Author: Cassie Scott
If you want to boost your buying power with help from people dedicated to saving you money while growing your business, then join a buying group! Buying groups harness the buying power of individual archery and bowhunting retailers by creating a cooperative organization that receives manufacturers’ best wholesale prices. They also provide tips and help on issues affecting independent retail businesses. Most such groups set minimum-sales standards to qualify for membership.
Let’s discuss some buying-group benefits.
Buying groups encourage education and collaboration, and want members to exchange information, best practices and recent experiences. Photo Credit: Shane Indrebo.

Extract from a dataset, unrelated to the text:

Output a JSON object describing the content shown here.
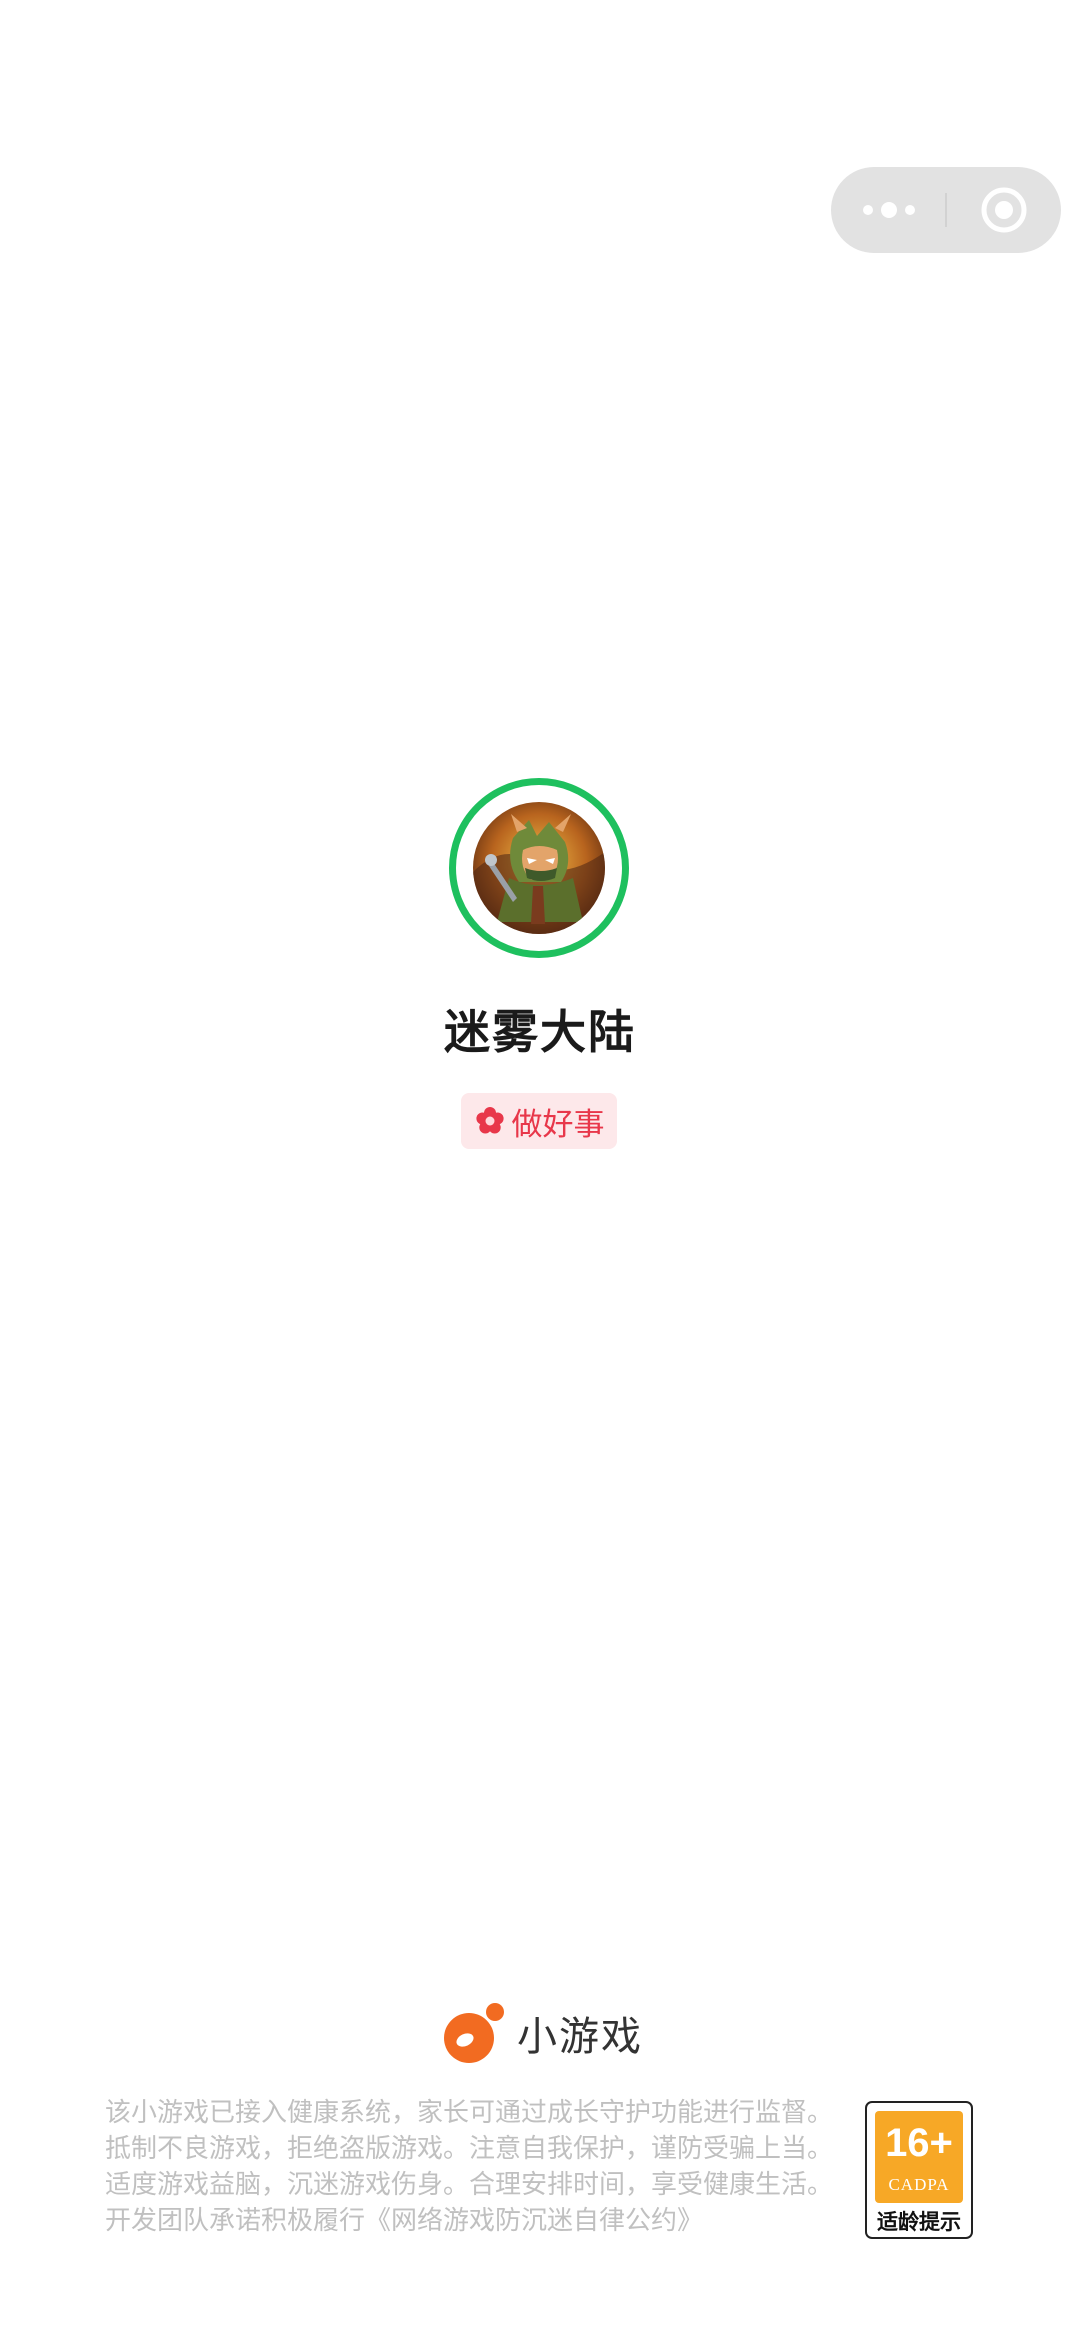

1. Networking Opportunities
Buying groups open doors to a nationwide network of peers familiar with the archery and bowhunting industry. Buying groups encourage education and collaboration, and want members to exchange information, best practices and recent experiences.
Bud Robinson co-owns Downwind Archery in Idaho Falls, Idaho, with his wife, Kathy. He uses buying groups and trade shows to interact with other dealers. “I’ve made friends with many successful dealers over the years,” he said. “I’m always looking for new ideas and they’re always willing to help.”
Russ and Carrie Hookstead agree. They own Hunt-N-Gear LLC in Janesville, Wisconsin, and said being part of a buying group feels like they’re part of a team, not just one shop out on their own. They discuss problems, swap ideas and talk about the industry with other dealers. These connections and conversations are often helpful and inspiring.
2. Member Care and Support
Buying-group organizations want their members and member-businesses to succeed. Therefore, they provide care and support for their members. They often share information, enhance member relationships, and advocate for their members’ best interest, which magnifies individual retailers’ voices. Most buying groups also let their members conduct business on their own, and only intervene when problems arise.
Jim Chandley, president of NBS, said buying groups help members grow their businesses. “We devote time to educating our members and helping them become better business people,” he said. “As a relatively new benefit, we’re now able to assist them in purchasing and maintaining point-of-sale equipment. We also have a full marketing department that works with our members on web development and e-commerce.”
Trade shows aren’t the only way to save money. Although shows usually offer the best savings, buying groups offer members year-round specials. Photo Credit: Shane Indrebo.
3. Access to Buying Trade Shows
An ATA membership gives NABA members exclusive access to the NABA Super Show. Likewise, ARRO members receive exclusive access to the ARRO Hot Show before the ATA Trade Show. These regional buying shows bring members and vendors together for unique business opportunities. They offer prizes, giveaways, attendance incentives and deep discounts. NABA and ARRO members must wear their ATA Trade Show badge to attend these events.
“The biggest benefit of being part of a buying group is to get better pricing so we can be competitive with box stores and internet retailers,” Robinson said. “We try to only buy products we can mark up at least 40 percent. The market is tough, so we need to go after the deepest discounts. Buying groups help us make smart buying decisions.”
4. Year-Round Savings
Trade shows aren’t the only way to save money. Although shows usually offer the best savings, buying groups offer members year-round specials.
Mike Clement, owner of Flying Arrow Sports in New York, has been an ARRO member 16 years. He likes to support companies that support his business, and – of course – save him money. He saves 5 to 10 percent off a product’s regular price as an ARRO member. He saves another 5 to 10 percent off the ARRO yearly price if he buys a product at the ARRO Hot Show.
Weigh Your Options
Most buying groups offer all four benefits above. However, some groups also provide payment plans, member-only products, and the option to sell overstocked products to fellow members or buy hard-to-find items from other members.
Buying groups aren’t for every business, but they’re an option ATA members should consider. If these benefits interest you, do your research and talk to buying-group staff to decide whether such groups would help your business. To learn more, view the ATA Show Guide and Membership Directory in the member login portal on Archerytrade.org to find contact information for the industry’s buying groups.